● **Problem to work on**
Where a line in the entries below contains the word "code", count it. Return the total alone.

======

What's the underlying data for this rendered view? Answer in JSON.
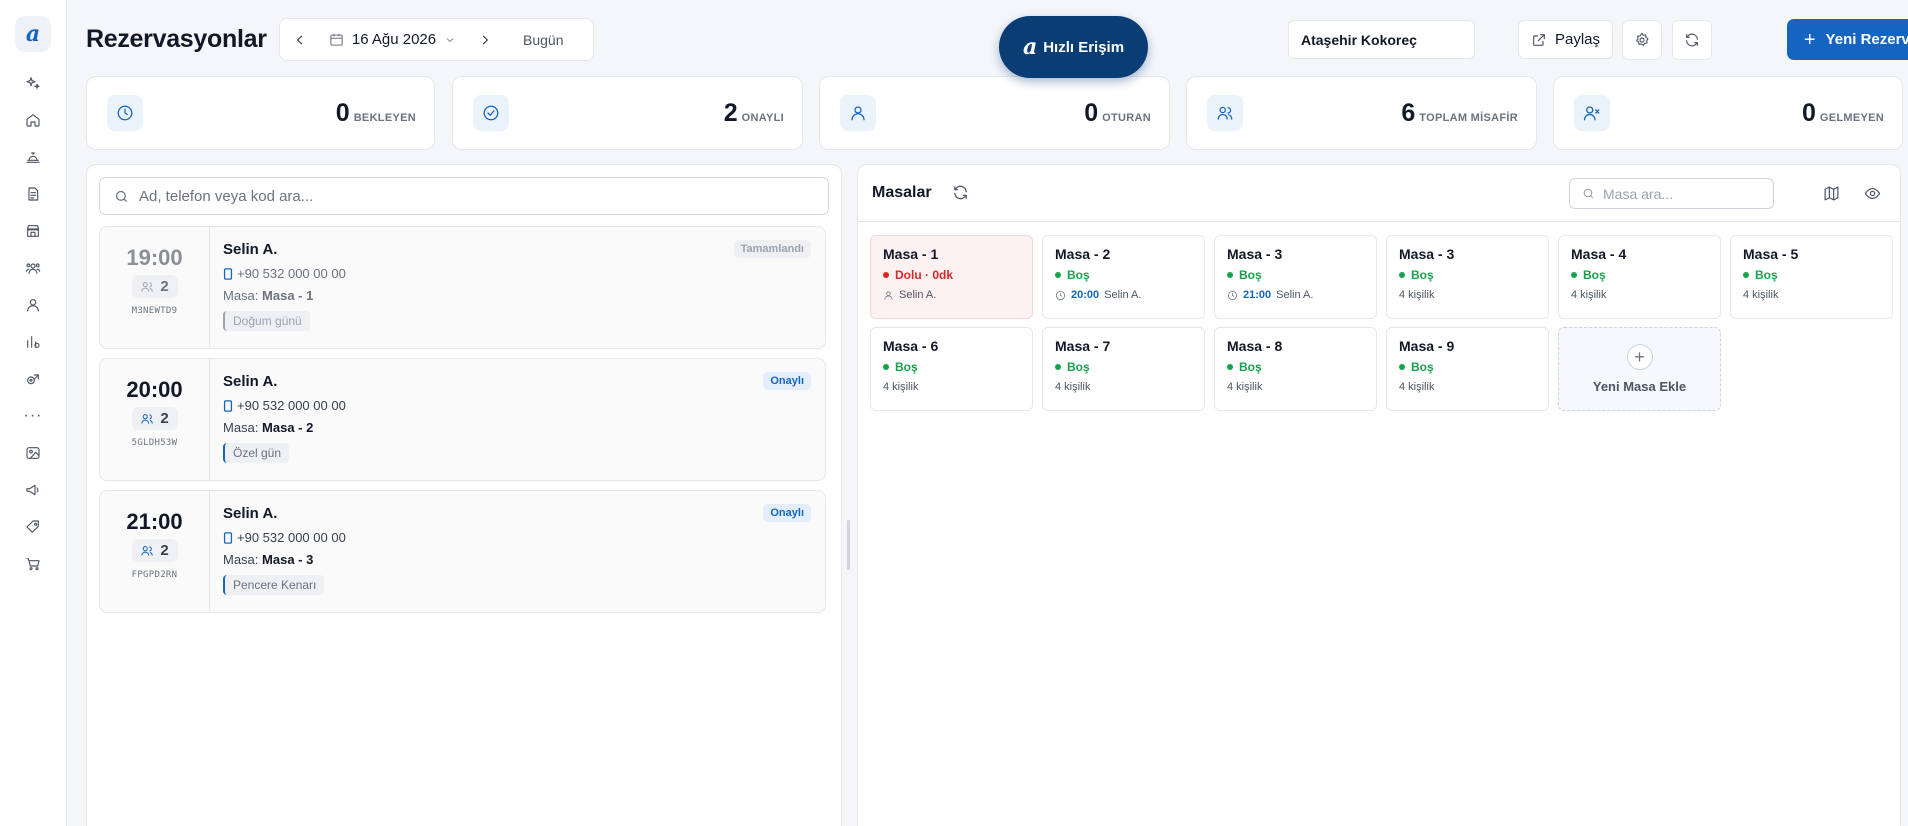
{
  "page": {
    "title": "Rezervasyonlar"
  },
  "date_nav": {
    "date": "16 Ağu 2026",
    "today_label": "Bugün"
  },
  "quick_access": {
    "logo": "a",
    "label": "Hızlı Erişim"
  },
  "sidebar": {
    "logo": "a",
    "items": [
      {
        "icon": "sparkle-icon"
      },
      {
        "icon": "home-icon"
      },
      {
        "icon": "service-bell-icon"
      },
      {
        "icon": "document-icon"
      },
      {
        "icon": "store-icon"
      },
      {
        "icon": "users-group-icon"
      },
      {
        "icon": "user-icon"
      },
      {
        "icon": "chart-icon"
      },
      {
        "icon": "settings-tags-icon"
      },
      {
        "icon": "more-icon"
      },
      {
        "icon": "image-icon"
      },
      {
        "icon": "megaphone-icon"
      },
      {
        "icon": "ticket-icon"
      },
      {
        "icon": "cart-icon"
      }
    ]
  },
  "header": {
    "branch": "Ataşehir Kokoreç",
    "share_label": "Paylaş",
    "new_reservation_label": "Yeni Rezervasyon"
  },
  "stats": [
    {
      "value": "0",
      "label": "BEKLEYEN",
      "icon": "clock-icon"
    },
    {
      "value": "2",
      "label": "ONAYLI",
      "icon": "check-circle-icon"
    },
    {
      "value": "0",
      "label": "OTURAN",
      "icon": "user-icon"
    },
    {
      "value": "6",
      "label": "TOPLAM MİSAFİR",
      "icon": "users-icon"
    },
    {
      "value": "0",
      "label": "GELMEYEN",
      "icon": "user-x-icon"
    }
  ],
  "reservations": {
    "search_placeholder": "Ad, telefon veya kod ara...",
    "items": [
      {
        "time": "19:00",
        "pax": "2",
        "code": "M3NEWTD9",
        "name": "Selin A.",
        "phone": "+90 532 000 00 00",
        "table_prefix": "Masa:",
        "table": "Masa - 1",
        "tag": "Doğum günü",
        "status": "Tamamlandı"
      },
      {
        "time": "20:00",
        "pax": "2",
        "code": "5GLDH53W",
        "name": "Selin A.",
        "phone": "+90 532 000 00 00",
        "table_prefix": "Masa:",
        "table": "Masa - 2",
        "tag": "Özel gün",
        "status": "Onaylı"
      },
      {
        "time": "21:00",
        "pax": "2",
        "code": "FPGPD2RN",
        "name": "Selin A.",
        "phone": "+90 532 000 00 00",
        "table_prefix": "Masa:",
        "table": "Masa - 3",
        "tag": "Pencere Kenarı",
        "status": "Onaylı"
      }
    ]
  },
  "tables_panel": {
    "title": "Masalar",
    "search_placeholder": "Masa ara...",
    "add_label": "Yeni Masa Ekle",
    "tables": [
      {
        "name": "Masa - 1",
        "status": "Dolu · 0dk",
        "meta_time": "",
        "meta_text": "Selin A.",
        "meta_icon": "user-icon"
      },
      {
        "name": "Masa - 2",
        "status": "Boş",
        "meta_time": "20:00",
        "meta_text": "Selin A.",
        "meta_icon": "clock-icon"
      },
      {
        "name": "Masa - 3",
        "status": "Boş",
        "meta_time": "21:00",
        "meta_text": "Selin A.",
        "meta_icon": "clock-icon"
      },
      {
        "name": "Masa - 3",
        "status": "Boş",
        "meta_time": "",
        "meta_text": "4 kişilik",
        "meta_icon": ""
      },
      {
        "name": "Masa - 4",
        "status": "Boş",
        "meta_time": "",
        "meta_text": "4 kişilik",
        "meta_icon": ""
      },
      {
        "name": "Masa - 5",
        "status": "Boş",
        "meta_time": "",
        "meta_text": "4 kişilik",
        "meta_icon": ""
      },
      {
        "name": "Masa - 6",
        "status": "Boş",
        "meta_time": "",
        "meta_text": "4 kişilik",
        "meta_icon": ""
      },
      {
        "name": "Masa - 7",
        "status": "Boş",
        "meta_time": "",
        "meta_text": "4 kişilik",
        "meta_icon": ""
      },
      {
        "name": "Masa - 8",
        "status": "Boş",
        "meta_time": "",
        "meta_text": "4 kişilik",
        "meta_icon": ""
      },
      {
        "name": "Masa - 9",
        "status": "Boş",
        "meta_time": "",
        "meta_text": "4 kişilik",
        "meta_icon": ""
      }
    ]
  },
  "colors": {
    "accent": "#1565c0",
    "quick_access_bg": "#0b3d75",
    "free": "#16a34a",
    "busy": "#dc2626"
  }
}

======

● **Task answer**
3